Volk, a leader in Hub City’s illegal gambling market, is an honorable savage who was raised by wolves.
Tired of his life of crime and with a price on his head, he attempts to strike a deal with Hub City’s Mayor Fermin, offering to turn in his fellow criminals. Fermin offends Volk with his drunken, debased behavior, however, and the potential informant walks away. Fermin’s wife, Myra, attempts to appease to Volk, apologizing for her husband, hoping Volk will disclose the information to her. He refuses, and so Myra turns to her ally Vic Sage, the Question, asking him to interrogate off the books.
The Question becomes ensnared in an attempt on Volk’s life, helping to protect him and take down his wannabe assassins.
However, a gunshot wound to the gut from the last remaining hit man puts Volk in the grave. The Question later visits a spot that had been of importance to the former wildman’s life, encountering a wolf bearing a striking resemblance to Volk.

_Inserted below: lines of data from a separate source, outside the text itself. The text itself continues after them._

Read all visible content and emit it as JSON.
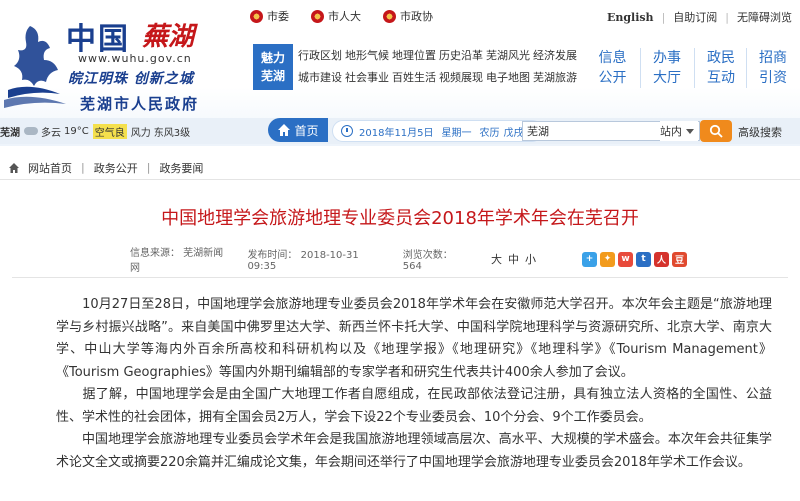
{
  "header": {
    "logo": {
      "site_name": "中国",
      "city_script": "蕪湖",
      "url": "www.wuhu.gov.cn",
      "slogan": "皖江明珠 创新之城",
      "government": "芜湖市人民政府"
    },
    "top_links": [
      {
        "label": "市委"
      },
      {
        "label": "市人大"
      },
      {
        "label": "市政协"
      }
    ],
    "util_links": [
      "English",
      "自助订阅",
      "无障碍浏览"
    ],
    "nav_feature": [
      "魅力",
      "芜湖"
    ],
    "nav_grid": [
      "行政区划",
      "地形气候",
      "地理位置",
      "历史沿革",
      "芜湖风光",
      "经济发展",
      "城市建设",
      "社会事业",
      "百姓生活",
      "视频展现",
      "电子地图",
      "芜湖旅游"
    ],
    "nav_big": [
      {
        "top": "信息",
        "bottom": "公开"
      },
      {
        "top": "办事",
        "bottom": "大厅"
      },
      {
        "top": "政民",
        "bottom": "互动"
      },
      {
        "top": "招商",
        "bottom": "引资"
      }
    ],
    "weather": {
      "city": "芜湖",
      "condition": "多云",
      "temp": "19°C",
      "aqi": "空气良",
      "wind": "风力",
      "wind_level": "东风3级"
    },
    "home_label": "首页",
    "date": {
      "date": "2018年11月5日",
      "weekday": "星期一",
      "lunar_label": "农历",
      "lunar": "戊戌年"
    },
    "search": {
      "value": "芜湖",
      "scope": "站内"
    },
    "adv_search": "高级搜索"
  },
  "breadcrumb": [
    "网站首页",
    "政务公开",
    "政务要闻"
  ],
  "article": {
    "title": "中国地理学会旅游地理专业委员会2018年学术年会在芜召开",
    "source": "信息来源：  芜湖新闻网",
    "published": "发布时间：  2018-10-31 09:35",
    "views": "浏览次数：  564",
    "font_sizes": [
      "大",
      "中",
      "小"
    ],
    "share_colors": [
      "#3aa1e8",
      "#f29b1d",
      "#e84a3b",
      "#2b6fc4",
      "#d5332d",
      "#e04a2f"
    ],
    "paragraphs": [
      "　　10月27日至28日，中国地理学会旅游地理专业委员会2018年学术年会在安徽师范大学召开。本次年会主题是“旅游地理学与乡村振兴战略”。来自美国中佛罗里达大学、新西兰怀卡托大学、中国科学院地理科学与资源研究所、北京大学、南京大学、中山大学等海内外百余所高校和科研机构以及《地理学报》《地理研究》《地理科学》《Tourism Management》《Tourism Geographies》等国内外期刊编辑部的专家学者和研究生代表共计400余人参加了会议。",
      "　　据了解，中国地理学会是由全国广大地理工作者自愿组成，在民政部依法登记注册，具有独立法人资格的全国性、公益性、学术性的社会团体，拥有全国会员2万人，学会下设22个专业委员会、10个分会、9个工作委员会。",
      "　　中国地理学会旅游地理专业委员会学术年会是我国旅游地理领域高层次、高水平、大规模的学术盛会。本次年会共征集学术论文全文或摘要220余篇并汇编成论文集，年会期间还举行了中国地理学会旅游地理专业委员会2018年学术工作会议。"
    ]
  },
  "colors": {
    "brand_blue": "#2b6fc4",
    "title_red": "#c5171a",
    "search_orange": "#f08a1c"
  }
}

And he can’t help but wonder…
Writer: Dennis O’Neil
Artist: Denys Cowan
Colorist: Tatjana Wood
Why I Kept This Issue:
Since I first encountered the Question character on Justice League Unlimited, I have been enamored with him. Until I saw this comic, I had not even realized that he had had his own ongoing series. This issue was a stand-alone story (as were most issues in the series), so it was easy to follow. I was hooked after this, and needed more Question in my life; the artwork, the maturity, the philosophy and ethical arguments being raised…this series is amazing. It’s typical-‘80s-comic dark, but it’s smart. Very, very smart.

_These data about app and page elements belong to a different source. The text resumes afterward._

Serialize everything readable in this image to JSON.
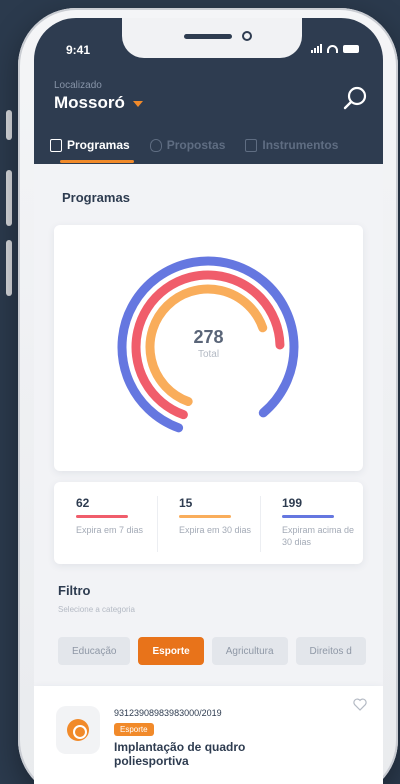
{
  "status_bar": {
    "time": "9:41"
  },
  "header": {
    "location_label": "Localizado",
    "city": "Mossoró",
    "tabs": [
      {
        "label": "Programas",
        "icon": "document-icon",
        "active": true
      },
      {
        "label": "Propostas",
        "icon": "lightbulb-icon",
        "active": false
      },
      {
        "label": "Instrumentos",
        "icon": "building-icon",
        "active": false
      }
    ]
  },
  "main": {
    "section_title": "Programas",
    "chart": {
      "total_value": "278",
      "total_label": "Total"
    },
    "stats": [
      {
        "value": "62",
        "description": "Expira em 7 dias",
        "color": "#f05d6b"
      },
      {
        "value": "15",
        "description": "Expira em 30 dias",
        "color": "#f9ad5b"
      },
      {
        "value": "199",
        "description": "Expiram acima de 30 dias",
        "color": "#6577e0"
      }
    ],
    "filter": {
      "title": "Filtro",
      "subtitle": "Selecione a categoria",
      "chips": [
        {
          "label": "Educação",
          "active": false
        },
        {
          "label": "Esporte",
          "active": true
        },
        {
          "label": "Agricultura",
          "active": false
        },
        {
          "label": "Direitos d",
          "active": false
        }
      ]
    },
    "program": {
      "code": "93123908983983000/2019",
      "badge": "Esporte",
      "title": "Implantação de quadro poliesportiva"
    }
  },
  "chart_data": {
    "type": "donut",
    "title": "",
    "total": 278,
    "series": [
      {
        "name": "Expiram acima de 30 dias",
        "value": 199,
        "color": "#6577e0"
      },
      {
        "name": "Expira em 7 dias",
        "value": 62,
        "color": "#f05d6b"
      },
      {
        "name": "Expira em 30 dias",
        "value": 15,
        "color": "#f9ad5b"
      }
    ]
  },
  "colors": {
    "header_bg": "#2e3c50",
    "accent": "#f18a2a"
  }
}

I hope against hope that I can someday make it to a convention where Dennis O’Neil will be and have him autograph these issues.
I bought this issue at the Half-Price Books near my grandmother’s house in Reynoldsburg. It was in the $1 bin, so I bought it and a few others to keep it company. After that, I went to her house and she made me food and we watched some TV.
A commercial came on for a reality show which had people being placed in terrifying, “supernatural” situations, such as a haunted house. Their reactions were filmed and televised, and I’m sure there was a contest involved. One of the contestants was a black man who screamed a startled scream, high-pitched and sharp.
Gramma went on to explain that “you see, black people are more afraid of ghosts and monsters than normal people are, because they believe in all that voodoo and stuff. That’s why black people are so much easier to scare than the rest of us.”
Over the years, I have been very outspoken against my grandmother’s nearly-quaint racism, but sometimes all I can do is shake my head.
Condition of My Copy: Loose cover, lots of damage, but still damn smart.